The need for an effective industrial strategy

Monday 28th August 2017

lord-selborneLord John Selborne, a Conservative Peer

The 2017 General Election marks a pivotal stage in preparing the UK’s economy for life outside of the European Union. Cut adrift from Europe, we have to put into place strategies which will ensure that the UK, with a mere 1 per cent of the world’s population, can remain competitive with countries of hundreds of millions of people.

The longest lasting periods of economic growth in our history have been driven by innovation. The mass production system, electrification and the microchip are examples of new technologies becoming the dominant driver for long-term growth. In the UK, as in every other developed economy, innovation will be the key driver for economic growth for the next generation and longer.

This May, I wrote to the Secretary of State for Business, Energy and Industrial Strategy setting out the conclusions of the House of Lords Science and Technology Committee, after taking evidence from a range of witnesses on what would be the essential components of a coherent national industrial strategy.

We can build on some key national assets. We have a strong science base, a powerful finance industry and some world beating technological and engineering skills. An effective industrial strategy would need to build on those national advantages. Science and innovation must be at the heart of any such strategy. The Green Paper Building on Industrial Strategy, published this January, promoted the concept of reshaping the relationship between government, business and universities with the creation of UK Research and Innovation (UKRI) and with a welcomed increased public investment in science and innovation. What was missing was the vision needed to develop an industrial strategy that is fit for purpose, with clear goals as to its intended economic outcomes and which can be implemented and monitored effectively.
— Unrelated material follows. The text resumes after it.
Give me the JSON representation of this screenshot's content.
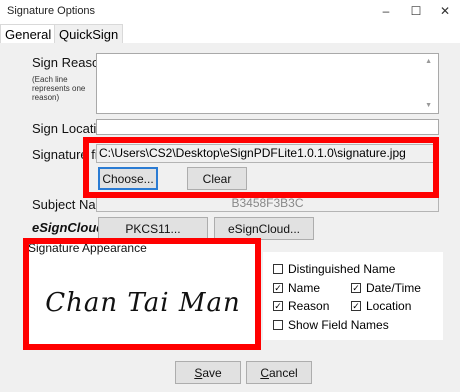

The Green Paper did not set out how many sector deals the Government aspired to or whether it aimed to make deals with every sector. It failed to explain how industries of the future, which cannot be mapped onto existing sectors, will be promoted. The government must use UKRI to help develop ways to support research and businesses which do not fit easily into existing sectors.

We must put in place a coherent approach to tax and regulation for industry and science.
Brexit presents opportunities for businesses in the UK to gain competitive advantage from reforms to taxation and regulation that were previously not possible as part of the EU framework. Innovate UK has a good record of supporting the early transition of research out of universities, but it is the next stage, the scale up stage, where much larger and longer-term funds are required.
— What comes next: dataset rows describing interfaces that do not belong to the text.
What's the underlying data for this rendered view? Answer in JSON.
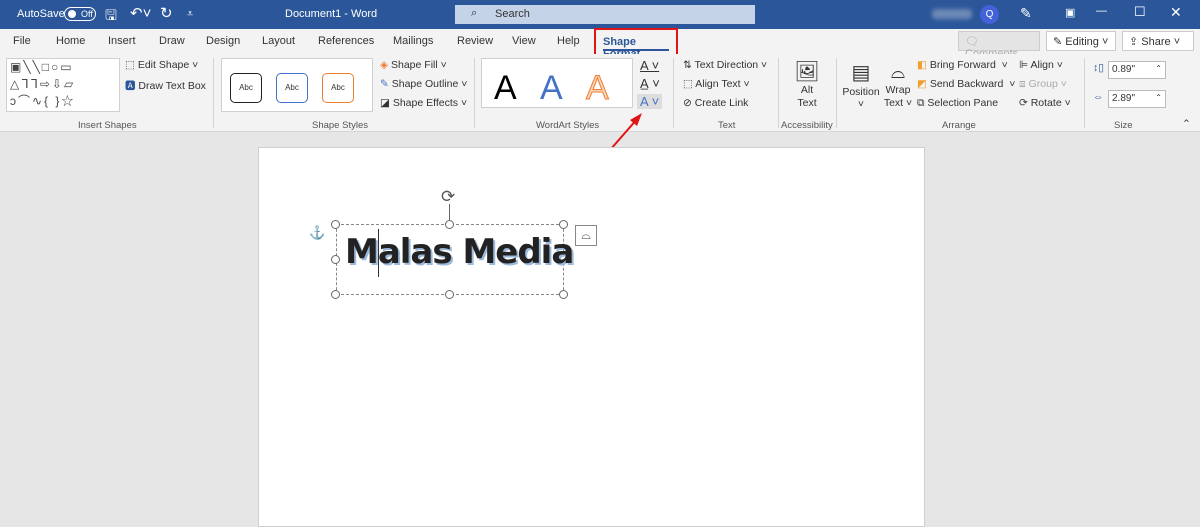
{
  "titlebar": {
    "autosave_label": "AutoSave",
    "autosave_state": "Off",
    "document_title": "Document1  -  Word",
    "search_placeholder": "Search",
    "user_initial": "Q"
  },
  "tabs": [
    "File",
    "Home",
    "Insert",
    "Draw",
    "Design",
    "Layout",
    "References",
    "Mailings",
    "Review",
    "View",
    "Help"
  ],
  "active_tab": "Shape Format",
  "right_buttons": {
    "comments": "Comments",
    "editing": "Editing",
    "share": "Share"
  },
  "groups": {
    "insert_shapes": {
      "label": "Insert Shapes",
      "edit_shape": "Edit Shape",
      "draw_text_box": "Draw Text Box"
    },
    "shape_styles": {
      "label": "Shape Styles",
      "presets": [
        "Abc",
        "Abc",
        "Abc"
      ],
      "fill": "Shape Fill",
      "outline": "Shape Outline",
      "effects": "Shape Effects"
    },
    "wordart_styles": {
      "label": "WordArt Styles",
      "presets": [
        "A",
        "A",
        "A"
      ]
    },
    "text": {
      "label": "Text",
      "direction": "Text Direction",
      "align": "Align Text",
      "link": "Create Link"
    },
    "accessibility": {
      "label": "Accessibility",
      "alt_text": "Alt Text"
    },
    "arrange": {
      "label": "Arrange",
      "position": "Position",
      "wrap": "Wrap Text",
      "bring_forward": "Bring Forward",
      "send_backward": "Send Backward",
      "selection_pane": "Selection Pane",
      "align": "Align",
      "group": "Group",
      "rotate": "Rotate"
    },
    "size": {
      "label": "Size",
      "height": "0.89\"",
      "width": "2.89\""
    }
  },
  "document": {
    "wordart_text": "Malas Media"
  },
  "colors": {
    "titlebar": "#2b579a",
    "highlight": "#e01515",
    "wordart_shadow": "#9cb8db"
  }
}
One model can be shown to be world beating, that of Wall Street and its investment in Silicon Valley technology. Whilst London has a leading stock exchange, we do not have an investment culture within the fund management industry which is prepared to embrace the needs for long-term capital, particularly for emerging science-based firms with the potential to grow significantly.

Sovereign wealth funds and US venture capital funds have recognised that gap in the UK and are taking advantage of the opportunity, to the detriment to our economy. The government needs to recognise its responsibilities for improving the availability of such long-term finance from UK funds.
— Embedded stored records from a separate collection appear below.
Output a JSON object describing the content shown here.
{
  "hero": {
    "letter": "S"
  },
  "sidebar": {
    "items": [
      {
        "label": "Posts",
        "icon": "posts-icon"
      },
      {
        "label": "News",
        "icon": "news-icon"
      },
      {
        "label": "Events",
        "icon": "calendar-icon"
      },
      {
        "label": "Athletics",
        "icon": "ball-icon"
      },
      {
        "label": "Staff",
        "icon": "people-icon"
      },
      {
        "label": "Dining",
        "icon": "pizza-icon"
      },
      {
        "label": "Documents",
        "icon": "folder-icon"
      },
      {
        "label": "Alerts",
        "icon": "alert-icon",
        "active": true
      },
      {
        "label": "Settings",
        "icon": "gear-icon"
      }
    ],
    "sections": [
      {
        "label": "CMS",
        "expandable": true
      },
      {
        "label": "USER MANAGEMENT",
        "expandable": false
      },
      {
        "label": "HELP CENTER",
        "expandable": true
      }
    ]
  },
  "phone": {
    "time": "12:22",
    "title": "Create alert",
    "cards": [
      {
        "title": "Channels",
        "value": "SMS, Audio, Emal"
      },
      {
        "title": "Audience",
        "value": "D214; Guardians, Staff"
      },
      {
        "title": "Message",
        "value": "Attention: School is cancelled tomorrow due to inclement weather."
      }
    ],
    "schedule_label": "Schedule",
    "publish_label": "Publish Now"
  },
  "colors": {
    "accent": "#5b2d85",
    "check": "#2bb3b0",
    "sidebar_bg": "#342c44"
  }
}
The Government presented the Green Paper as a vision for the whole UK. Policy and delivery responsibilities for key features are devolved to administrations in Scotland, Wales and Northern Ireland, including skills, higher education, economic development and areas of procurement and infrastructure. It is not evident how great a role the devolved administrations played in writing the Green Paper. An industrial strategy, which successfully embraces the opportunities and needs of the whole UK, must be based on extensive consultation and collaboration with all devolved governments.

Over the coming months, much parliamentary scrutiny will be needed to help identify which polices are most likely to deliver economic growth for the next generation. I am confident that the House of Lords Science and Technology Committee will play its part.

Website Security Test